The new prime minister of Tibet’s government-in-exile will be formally announced later today. But on the streets of Dharamsala, the Indian mountain town where the exiled government is based, there’s long been only one name on everyone’s lips: Lobsang Sangay. Since the elections took place March 20, Mr. Sangay has been widely regarded as the front-runner. In Tibetan political circles, most expect him to win with a large majority over the other two candidates, Tenzin Namgyal Tethong and Tashi Wangdi. Around 85,000 of the 150,000 Tibetans who live in exile were eligible to cast their vote at the elections.

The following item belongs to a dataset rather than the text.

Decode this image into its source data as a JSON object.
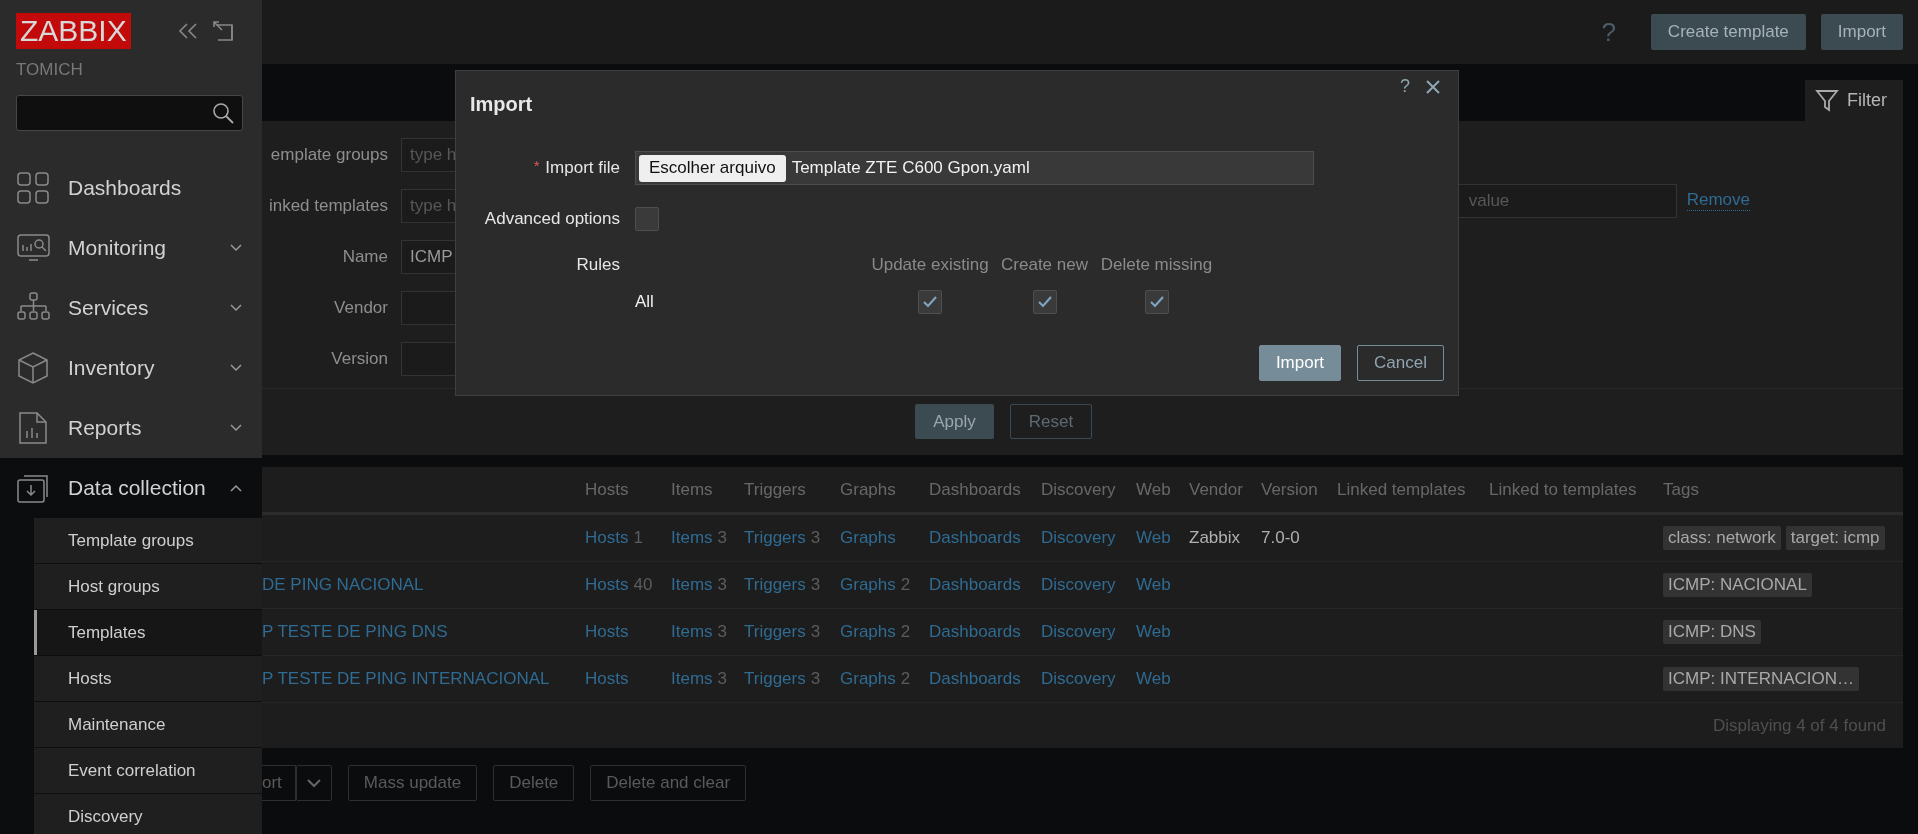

The Harvard-educated academic, who was born in a Tibetan refugee camp in India’s hill station of Darjeeling in 1968, enjoys wide popularity among the exiled community, especially among its younger generation. Lhazom Tsering, who works at Dharamsala’s Tibetan Women’s Association, said she voted for Mr. Sangay because he is young, because he received a modern education and because she hopes he’ll bring negotiations with China forward on Tibet’s future. “I hope there will be more dialogue with China,” said Ms. Tsering, who was born in exile 32 years ago.
Pushing for Tibet’s greater territorial autonomy from Chinese rule and improving the livelihood of Tibetans there–the central goals of the exiled government–is Mr. Sangay’s top priority. To do this, he has been working to promote greater exchange with Chinese academia and civil society, a strategy known as Track II diplomacy. Another reason he’s attracted supporters is because he’s been speaking of the need to improve the welfare of exiled Tibetans, particularly the younger ones.